Find the lines in the records below that contain "title", and report each of them.

Stored dataset items:
-- Opening Marker --

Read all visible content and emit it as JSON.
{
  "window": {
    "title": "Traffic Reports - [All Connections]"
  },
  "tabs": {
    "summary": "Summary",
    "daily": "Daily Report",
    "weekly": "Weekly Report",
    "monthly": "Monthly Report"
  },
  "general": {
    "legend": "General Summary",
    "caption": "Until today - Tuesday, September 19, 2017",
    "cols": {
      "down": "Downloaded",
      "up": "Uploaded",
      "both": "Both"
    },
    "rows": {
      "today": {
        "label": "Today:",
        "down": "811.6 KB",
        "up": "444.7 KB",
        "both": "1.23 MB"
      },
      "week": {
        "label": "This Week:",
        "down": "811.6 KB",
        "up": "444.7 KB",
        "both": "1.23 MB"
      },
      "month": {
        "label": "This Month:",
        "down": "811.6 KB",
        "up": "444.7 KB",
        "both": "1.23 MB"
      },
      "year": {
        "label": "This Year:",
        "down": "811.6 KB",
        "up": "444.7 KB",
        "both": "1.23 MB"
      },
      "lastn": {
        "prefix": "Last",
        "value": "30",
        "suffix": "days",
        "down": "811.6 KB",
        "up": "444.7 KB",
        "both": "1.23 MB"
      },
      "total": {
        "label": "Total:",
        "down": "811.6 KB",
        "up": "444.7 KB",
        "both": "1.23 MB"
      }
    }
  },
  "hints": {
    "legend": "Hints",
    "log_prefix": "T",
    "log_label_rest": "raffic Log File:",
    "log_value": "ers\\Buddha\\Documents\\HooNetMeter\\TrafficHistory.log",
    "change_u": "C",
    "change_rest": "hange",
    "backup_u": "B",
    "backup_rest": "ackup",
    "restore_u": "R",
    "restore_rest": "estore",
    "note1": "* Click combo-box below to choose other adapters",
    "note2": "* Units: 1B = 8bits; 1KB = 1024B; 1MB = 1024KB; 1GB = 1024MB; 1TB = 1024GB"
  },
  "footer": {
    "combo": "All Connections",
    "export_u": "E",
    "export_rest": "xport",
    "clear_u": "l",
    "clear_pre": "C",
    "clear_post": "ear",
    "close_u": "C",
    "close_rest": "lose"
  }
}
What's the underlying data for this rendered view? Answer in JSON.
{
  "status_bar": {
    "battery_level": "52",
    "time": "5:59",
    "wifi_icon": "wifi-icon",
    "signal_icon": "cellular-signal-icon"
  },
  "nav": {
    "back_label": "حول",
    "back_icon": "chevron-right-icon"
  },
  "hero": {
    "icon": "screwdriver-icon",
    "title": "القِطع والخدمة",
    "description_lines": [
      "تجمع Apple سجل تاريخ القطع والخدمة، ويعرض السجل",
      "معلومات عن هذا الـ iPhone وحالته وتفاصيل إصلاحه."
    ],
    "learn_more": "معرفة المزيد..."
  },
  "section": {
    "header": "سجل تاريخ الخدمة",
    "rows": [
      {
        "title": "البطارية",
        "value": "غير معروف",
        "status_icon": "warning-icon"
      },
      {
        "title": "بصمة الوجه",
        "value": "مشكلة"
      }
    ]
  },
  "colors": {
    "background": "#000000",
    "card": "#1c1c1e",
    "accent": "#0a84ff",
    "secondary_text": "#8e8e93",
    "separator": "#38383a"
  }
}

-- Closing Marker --

**Result for this task:**
    "title": "Traffic Reports - [All Connections]"
    "title": "القِطع والخدمة",
        "title": "البطارية",
        "title": "بصمة الوجه",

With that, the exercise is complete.